This means Player Prop Bets, Odds to Win the World Series, MLB Divisions, Pennants and Home Run Derby posts. His track record has been elite to say the least, and we have all profited off his blogs.
Hunter will also be in charge of all the MLB Team Power Rankings and many more posts.
I, Chuck Booth. will also be able to write full time this next year – which means I am going to be in charge of updating all of our mainstay pages: MLB Interleague, Tommy John Surgery, and I am coming back strong with a new emphasis on MLB Team Payrolls that is unique to the industry. Before the year is over, no one will have finer coverage of MLB Team Salary Analysis than we will.
Our Lead Baseball Analyst (Trey Rose) is going to contribute daily (DFS) MLB Draft Kings rosters during the regular seasons. along with a ton of baseball rankings when it comes to fantasy baseball. Trey is an uprising writing talent that will not be denied.
Sully Baseball has continued his streak of running a podcast every day since Oct. 24/2012 – and 2017 he will not be slowing down anytime soon. We are pleased to have Sully back for another year of his 20 minute a day show!!
In March, we are coming back with our award winning (MLB Team Appreciation Days, where we preview your clubs, and also hammer out the payroll for each team).
This is not all….We have several many other BBBA (Baseball Bloggers Alliance) contributors to the site that will be posting their great work with our site to show the public as well.
250 writers have posted at least one article with us.. We are in the Millions of views now in our 6000+ Blogs. Many thanks to all of the people who have contributed to our little place on the web. Here is to many more years of baseball coverage!
Chuck Booth (MLB Reports Owner)
*** The views and opinions expressed in this report are those of the author and do not necessarily reflect the views of mlbreports.com and their partners***
I am happy to be back at the helm of the MLB Reports, after completing my record 224 Games in the MLB Trip in 2015. It was the 4th time I have seen all 30 MLB Parks since 2008. During that time away I was fortunate to do 100 Media Interviews
To Subscribe and listen daily to ‘Our Lead Personality’ Sully’s 20 Minutes Daily (every day since Oct.24, 2012) Podcast click here. Guaranteed listening to the Sully Baseball Daily Podcast will be the best time you invest in online!
As usual with my mid-winter grades, I won’t offer any score for first time managers, but if a guy has managed elsewhere in the majors he’s fair game, even if this will be the first season with his current team.
Let’s get to it!
American League East
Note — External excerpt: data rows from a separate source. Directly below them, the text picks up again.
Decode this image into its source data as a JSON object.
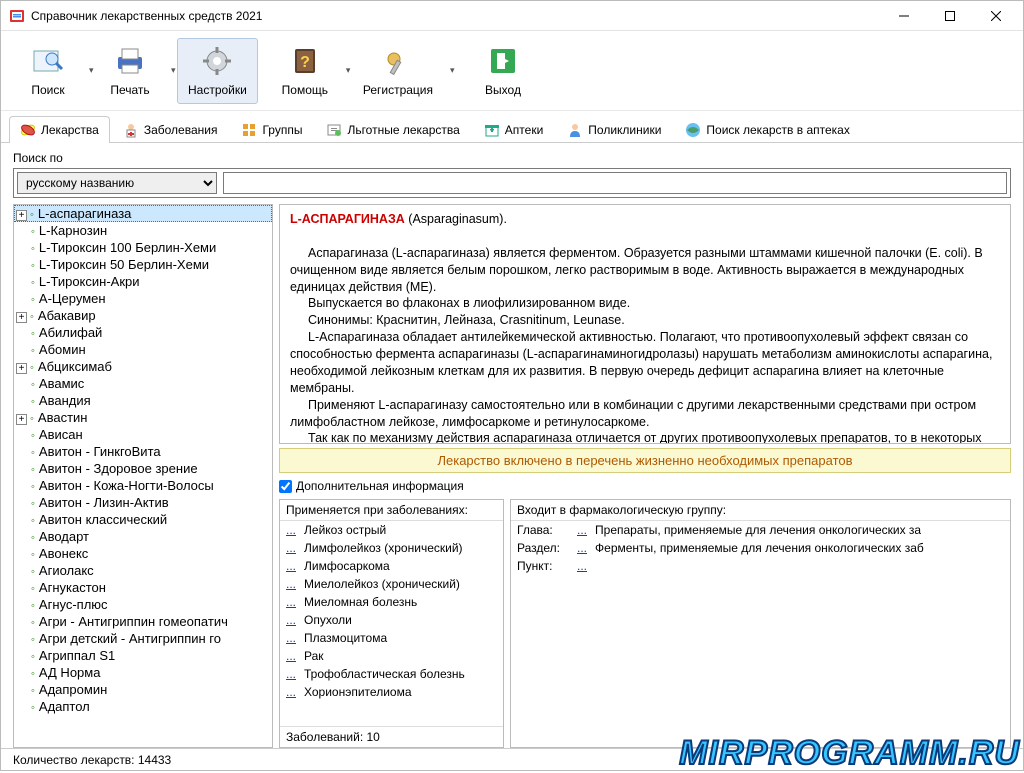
{
  "window_title": "Справочник лекарственных средств 2021",
  "toolbar": {
    "search": "Поиск",
    "print": "Печать",
    "settings": "Настройки",
    "help": "Помощь",
    "register": "Регистрация",
    "exit": "Выход"
  },
  "tabs": {
    "drugs": "Лекарства",
    "diseases": "Заболевания",
    "groups": "Группы",
    "privileged": "Льготные лекарства",
    "pharmacies": "Аптеки",
    "clinics": "Поликлиники",
    "pharmacy_search": "Поиск лекарств в аптеках"
  },
  "search": {
    "label": "Поиск по",
    "option": "русскому названию",
    "value": ""
  },
  "tree": [
    {
      "exp": "+",
      "name": "L-аспарагиназа",
      "sel": true
    },
    {
      "exp": "",
      "name": "L-Карнозин"
    },
    {
      "exp": "",
      "name": "L-Тироксин 100 Берлин-Хеми"
    },
    {
      "exp": "",
      "name": "L-Тироксин 50 Берлин-Хеми"
    },
    {
      "exp": "",
      "name": "L-Тироксин-Акри"
    },
    {
      "exp": "",
      "name": "А-Церумен"
    },
    {
      "exp": "+",
      "name": "Абакавир"
    },
    {
      "exp": "",
      "name": "Абилифай"
    },
    {
      "exp": "",
      "name": "Абомин"
    },
    {
      "exp": "+",
      "name": "Абциксимаб"
    },
    {
      "exp": "",
      "name": "Авамис"
    },
    {
      "exp": "",
      "name": "Авандия"
    },
    {
      "exp": "+",
      "name": "Авастин"
    },
    {
      "exp": "",
      "name": "Ависан"
    },
    {
      "exp": "",
      "name": "Авитон - ГинкгоВита"
    },
    {
      "exp": "",
      "name": "Авитон - Здоровое зрение"
    },
    {
      "exp": "",
      "name": "Авитон - Кожа-Ногти-Волосы"
    },
    {
      "exp": "",
      "name": "Авитон - Лизин-Актив"
    },
    {
      "exp": "",
      "name": "Авитон классический"
    },
    {
      "exp": "",
      "name": "Аводарт"
    },
    {
      "exp": "",
      "name": "Авонекс"
    },
    {
      "exp": "",
      "name": "Агиолакс"
    },
    {
      "exp": "",
      "name": "Агнукастон"
    },
    {
      "exp": "",
      "name": "Агнус-плюс"
    },
    {
      "exp": "",
      "name": "Агри - Антигриппин гомеопатич"
    },
    {
      "exp": "",
      "name": "Агри детский - Антигриппин го"
    },
    {
      "exp": "",
      "name": "Агриппал S1"
    },
    {
      "exp": "",
      "name": "АД Норма"
    },
    {
      "exp": "",
      "name": "Адапромин"
    },
    {
      "exp": "",
      "name": "Адаптол"
    }
  ],
  "description": {
    "title_ru": "L-АСПАРАГИНАЗА",
    "title_lat": " (Asparaginasum).",
    "p1": "Аспарагиназа (L-аспарагиназа) является ферментом. Образуется разными штаммами кишечной палочки (E. coli). В очищенном виде является белым порошком, легко растворимым в воде. Активность выражается в международных единицах действия (МЕ).",
    "p2": "Выпускается во флаконах в лиофилизированном виде.",
    "p3": "Синонимы: Краснитин, Лейназа, Crasnitinum, Leunase.",
    "p4": "L-Аспарагиназа обладает антилейкемической активностью. Полагают, что противоопухолевый эффект связан со способностью фермента аспарагиназы (L-аспарагинаминогидролазы) нарушать метаболизм аминокислоты аспарагина, необходимой лейкозным клеткам для их развития. В первую очередь дефицит аспарагина влияет на клеточные мембраны.",
    "p5": "Применяют L-аспарагиназу самостоятельно или в комбинации с другими лекарственными средствами при остром лимфобластном лейкозе, лимфосаркоме и ретинулосаркоме.",
    "p6": "Так как по механизму действия аспарагиназа отличается от других противоопухолевых препаратов, то в некоторых случаях она эффективна при безрезультатном применении других противоопухолевых"
  },
  "banner": "Лекарство включено в перечень жизненно необходимых препаратов",
  "extra_label": "Дополнительная информация",
  "diseases": {
    "heading": "Применяется при заболеваниях:",
    "items": [
      "Лейкоз острый",
      "Лимфолейкоз (хронический)",
      "Лимфосаркома",
      "Миелолейкоз (хронический)",
      "Миеломная болезнь",
      "Опухоли",
      "Плазмоцитома",
      "Рак",
      "Трофобластическая болезнь",
      "Хорионэпителиома"
    ],
    "count": "Заболеваний: 10"
  },
  "groups": {
    "heading": "Входит в фармакологическую группу:",
    "rows": {
      "chapter_label": "Глава:",
      "chapter_value": "Препараты, применяемые для лечения онкологических за",
      "section_label": "Раздел:",
      "section_value": "Ферменты, применяемые для лечения онкологических заб",
      "point_label": "Пункт:"
    }
  },
  "status": "Количество лекарств: 14433",
  "watermark": "MIRPROGRAMM.RU"
}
John Farrell, Boston Red Sox: First to worst and back again. And again. And again. Farrell’s Boston teams seem to be either really good or really bad, and that doesn’t reflect too well on the manger. Seems to me, a well run team filled with talented veterans should be able to do a better job of consistently competing. 2017 will be a big challenge for Farrell for many reasons. First, he’ll be trying to string together back to back good seasons, but beyond that, the Red Sox are now so loaded with talent that expectations are going to be sky high. As we’ve seen in baseball many times before (e.g. 2012 Miami Marlins) super teams on paper don’t always pan out. Let’s see if Farrell can get all the parts to mesh. Grade: B
After the ugliness of what is the history of Tigers playing third base, we move to what I am guessing is an easier decision with the Shortstop position. If you missed the greatest Tigers catcher, first baseman, second baseman, or third base, you can catch up at any point by clicking on the hyperlinks.
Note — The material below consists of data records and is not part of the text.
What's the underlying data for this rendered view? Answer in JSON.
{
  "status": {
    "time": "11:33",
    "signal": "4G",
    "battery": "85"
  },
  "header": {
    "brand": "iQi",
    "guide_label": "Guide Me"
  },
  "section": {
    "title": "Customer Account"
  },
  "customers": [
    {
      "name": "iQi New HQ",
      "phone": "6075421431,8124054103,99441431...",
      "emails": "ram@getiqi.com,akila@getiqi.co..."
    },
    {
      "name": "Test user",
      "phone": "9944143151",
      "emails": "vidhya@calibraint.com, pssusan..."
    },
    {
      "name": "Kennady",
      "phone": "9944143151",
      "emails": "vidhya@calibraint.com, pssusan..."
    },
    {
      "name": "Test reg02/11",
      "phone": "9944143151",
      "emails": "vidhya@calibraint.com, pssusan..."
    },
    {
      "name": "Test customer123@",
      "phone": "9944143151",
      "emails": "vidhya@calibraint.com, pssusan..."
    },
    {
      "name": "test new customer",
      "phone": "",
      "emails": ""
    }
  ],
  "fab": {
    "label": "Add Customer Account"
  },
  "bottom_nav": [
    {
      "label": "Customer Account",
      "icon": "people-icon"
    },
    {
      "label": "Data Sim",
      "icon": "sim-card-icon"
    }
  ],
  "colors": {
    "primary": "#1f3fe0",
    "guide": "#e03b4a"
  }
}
Again, the only qualifier in my process for determining the best positional Detroit Tiger is that they played at least five years as a Tiger with a majority of their games at that position. Qualifying for shortstop is Alan Trammell, Donie Bush, Billy Rogell, Harvey Kuenn, and (ahem) Deivi Cruz. We boot Deivi to start with his 6.0 WAR as a Tiger.
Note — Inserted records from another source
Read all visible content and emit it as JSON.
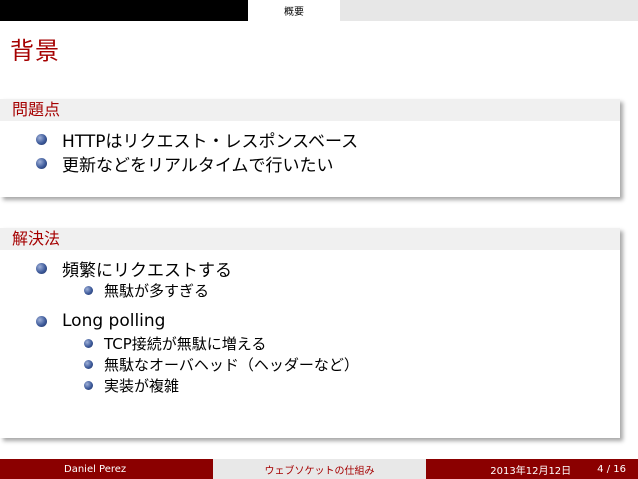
{
  "header": {
    "section": "概要"
  },
  "frame": {
    "title": "背景"
  },
  "problem_block": {
    "title": "問題点",
    "items": [
      "HTTPはリクエスト・レスポンスベース",
      "更新などをリアルタイムで行いたい"
    ]
  },
  "solution_block": {
    "title": "解決法",
    "items": [
      {
        "label": "頻繁にリクエストする",
        "subitems": [
          "無駄が多すぎる"
        ]
      },
      {
        "label": "Long polling",
        "subitems": [
          "TCP接続が無駄に増える",
          "無駄なオーバヘッド（ヘッダーなど）",
          "実装が複雑"
        ]
      }
    ]
  },
  "footer": {
    "author": "Daniel Perez",
    "talk_title": "ウェブソケットの仕組み",
    "date": "2013年12月12日",
    "page": "4 / 16"
  },
  "colors": {
    "accent": "#a50000",
    "footer_dark": "#8b0000",
    "bullet": "#3d5a9a"
  }
}
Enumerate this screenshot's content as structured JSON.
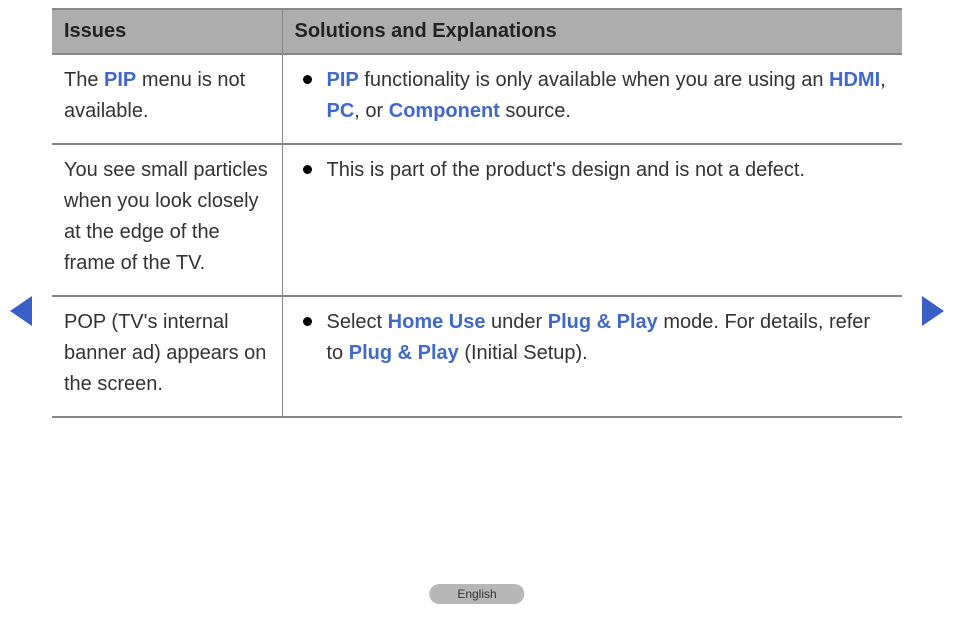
{
  "table": {
    "headers": {
      "issues": "Issues",
      "solutions": "Solutions and Explanations"
    },
    "rows": [
      {
        "issue_key": "pip-menu-not-available",
        "issue_segments": [
          {
            "text": "The ",
            "keyword": false
          },
          {
            "text": "PIP",
            "keyword": true
          },
          {
            "text": " menu is not available.",
            "keyword": false
          }
        ],
        "solution_segments": [
          {
            "text": "PIP",
            "keyword": true
          },
          {
            "text": " functionality is only available when you are using an ",
            "keyword": false
          },
          {
            "text": "HDMI",
            "keyword": true
          },
          {
            "text": ", ",
            "keyword": false
          },
          {
            "text": "PC",
            "keyword": true
          },
          {
            "text": ", or ",
            "keyword": false
          },
          {
            "text": "Component",
            "keyword": true
          },
          {
            "text": " source.",
            "keyword": false
          }
        ]
      },
      {
        "issue_key": "small-particles-frame",
        "issue_segments": [
          {
            "text": "You see small particles when you look closely at the edge of the frame of the TV.",
            "keyword": false
          }
        ],
        "solution_segments": [
          {
            "text": "This is part of the product's design and is not a defect.",
            "keyword": false
          }
        ]
      },
      {
        "issue_key": "pop-banner-ad",
        "issue_segments": [
          {
            "text": "POP (TV's internal banner ad) appears on the screen.",
            "keyword": false
          }
        ],
        "solution_segments": [
          {
            "text": "Select ",
            "keyword": false
          },
          {
            "text": "Home Use",
            "keyword": true
          },
          {
            "text": " under ",
            "keyword": false
          },
          {
            "text": "Plug & Play",
            "keyword": true
          },
          {
            "text": " mode. For details, refer to ",
            "keyword": false
          },
          {
            "text": "Plug & Play",
            "keyword": true
          },
          {
            "text": " (Initial Setup).",
            "keyword": false
          }
        ]
      }
    ]
  },
  "navigation": {
    "prev_label": "Previous page",
    "next_label": "Next page"
  },
  "language_badge": "English"
}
Here we go in chronological order of when the player was in Detroit…